▼

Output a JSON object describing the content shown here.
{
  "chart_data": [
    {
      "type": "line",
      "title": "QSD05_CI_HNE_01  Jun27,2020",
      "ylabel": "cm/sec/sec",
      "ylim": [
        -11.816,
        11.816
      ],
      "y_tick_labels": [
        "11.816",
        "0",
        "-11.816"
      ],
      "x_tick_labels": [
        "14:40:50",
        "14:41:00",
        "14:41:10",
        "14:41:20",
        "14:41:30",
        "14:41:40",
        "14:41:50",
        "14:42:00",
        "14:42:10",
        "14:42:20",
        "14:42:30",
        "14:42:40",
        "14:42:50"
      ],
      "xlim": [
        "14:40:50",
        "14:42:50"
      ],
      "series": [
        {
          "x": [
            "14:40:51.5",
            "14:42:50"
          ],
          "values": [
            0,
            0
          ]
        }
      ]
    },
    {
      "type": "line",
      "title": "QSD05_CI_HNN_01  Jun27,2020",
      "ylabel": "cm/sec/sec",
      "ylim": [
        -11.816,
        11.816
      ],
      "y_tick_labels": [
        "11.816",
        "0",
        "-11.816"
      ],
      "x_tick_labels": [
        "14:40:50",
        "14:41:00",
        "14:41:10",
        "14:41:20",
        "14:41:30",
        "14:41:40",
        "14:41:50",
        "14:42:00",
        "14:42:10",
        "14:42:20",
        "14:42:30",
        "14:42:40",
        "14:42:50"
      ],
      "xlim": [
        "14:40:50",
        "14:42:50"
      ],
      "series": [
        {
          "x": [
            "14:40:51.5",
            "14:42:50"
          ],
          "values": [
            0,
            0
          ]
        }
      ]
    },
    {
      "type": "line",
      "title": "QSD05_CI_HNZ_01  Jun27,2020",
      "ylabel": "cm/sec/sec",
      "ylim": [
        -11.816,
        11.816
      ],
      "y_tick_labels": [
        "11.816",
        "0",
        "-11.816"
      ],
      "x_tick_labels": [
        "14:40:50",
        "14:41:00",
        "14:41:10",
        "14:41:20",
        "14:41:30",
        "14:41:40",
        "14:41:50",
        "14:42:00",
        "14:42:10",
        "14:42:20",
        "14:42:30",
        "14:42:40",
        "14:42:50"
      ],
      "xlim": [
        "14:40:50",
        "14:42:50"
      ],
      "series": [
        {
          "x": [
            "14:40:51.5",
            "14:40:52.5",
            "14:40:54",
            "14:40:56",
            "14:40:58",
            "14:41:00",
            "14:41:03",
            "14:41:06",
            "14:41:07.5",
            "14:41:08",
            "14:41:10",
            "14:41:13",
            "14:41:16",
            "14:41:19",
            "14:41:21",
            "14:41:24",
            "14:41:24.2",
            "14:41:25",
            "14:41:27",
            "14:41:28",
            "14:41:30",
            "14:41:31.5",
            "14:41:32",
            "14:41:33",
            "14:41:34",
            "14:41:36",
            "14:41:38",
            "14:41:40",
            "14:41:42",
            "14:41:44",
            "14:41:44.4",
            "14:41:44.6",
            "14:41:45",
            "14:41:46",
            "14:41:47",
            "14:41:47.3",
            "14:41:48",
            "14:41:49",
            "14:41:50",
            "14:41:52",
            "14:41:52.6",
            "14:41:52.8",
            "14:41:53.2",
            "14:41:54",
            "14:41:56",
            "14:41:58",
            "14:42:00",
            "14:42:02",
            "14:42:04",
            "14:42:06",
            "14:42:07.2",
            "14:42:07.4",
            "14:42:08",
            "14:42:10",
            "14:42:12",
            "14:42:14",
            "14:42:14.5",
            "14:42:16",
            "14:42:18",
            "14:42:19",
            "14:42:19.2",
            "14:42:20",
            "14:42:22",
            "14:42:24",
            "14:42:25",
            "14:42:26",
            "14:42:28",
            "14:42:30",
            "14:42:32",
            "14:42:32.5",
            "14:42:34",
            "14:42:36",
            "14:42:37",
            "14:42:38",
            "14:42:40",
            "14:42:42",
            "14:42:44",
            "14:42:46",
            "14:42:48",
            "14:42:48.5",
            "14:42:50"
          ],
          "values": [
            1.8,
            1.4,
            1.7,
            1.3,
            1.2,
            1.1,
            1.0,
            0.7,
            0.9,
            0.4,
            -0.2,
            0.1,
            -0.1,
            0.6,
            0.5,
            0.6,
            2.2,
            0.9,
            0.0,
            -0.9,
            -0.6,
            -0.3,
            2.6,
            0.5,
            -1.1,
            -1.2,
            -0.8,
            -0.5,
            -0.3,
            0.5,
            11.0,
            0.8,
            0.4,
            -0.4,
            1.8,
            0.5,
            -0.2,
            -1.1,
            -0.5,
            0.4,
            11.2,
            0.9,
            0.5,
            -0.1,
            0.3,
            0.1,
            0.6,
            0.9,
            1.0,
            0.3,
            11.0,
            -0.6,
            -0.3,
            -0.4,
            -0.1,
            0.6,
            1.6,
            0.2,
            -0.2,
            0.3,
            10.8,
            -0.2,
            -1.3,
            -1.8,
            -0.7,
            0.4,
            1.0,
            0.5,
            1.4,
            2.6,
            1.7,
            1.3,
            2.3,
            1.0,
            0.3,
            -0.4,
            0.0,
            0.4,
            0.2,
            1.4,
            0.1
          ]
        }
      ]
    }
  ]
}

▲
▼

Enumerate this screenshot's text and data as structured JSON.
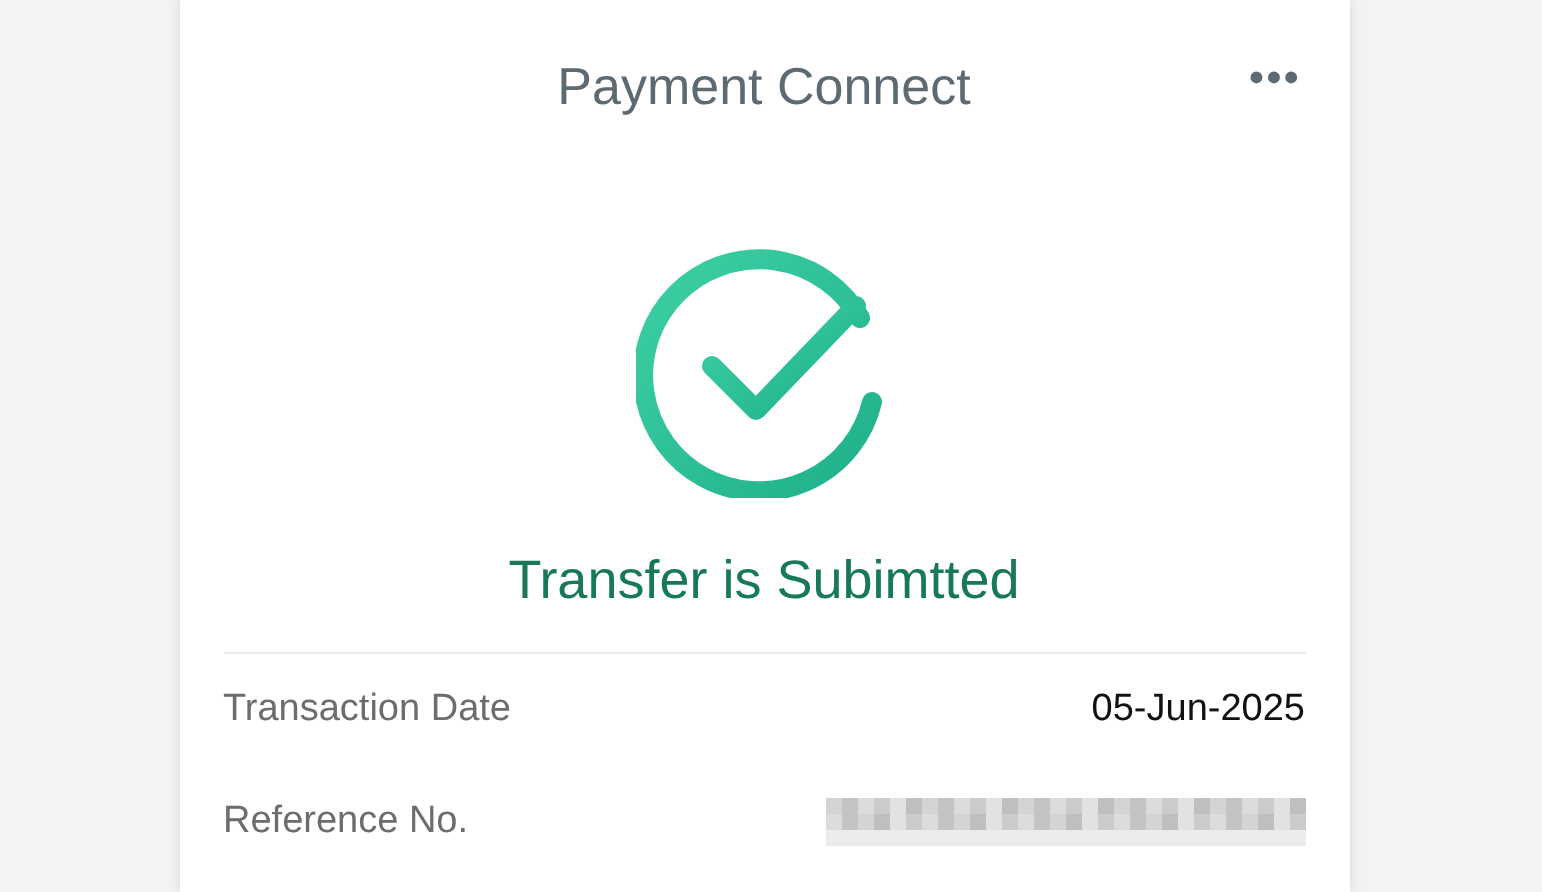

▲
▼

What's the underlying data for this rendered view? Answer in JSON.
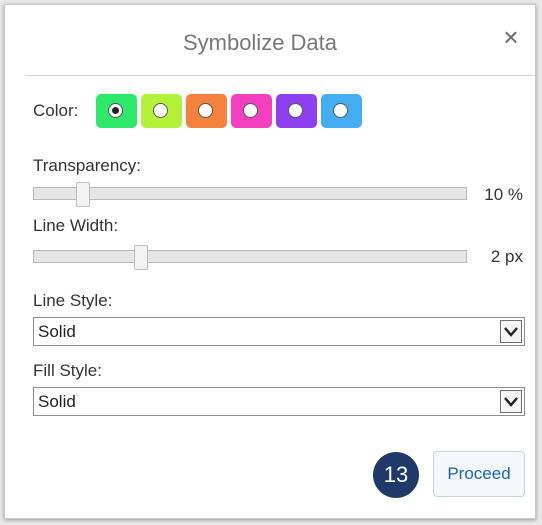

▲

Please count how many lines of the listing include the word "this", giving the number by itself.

2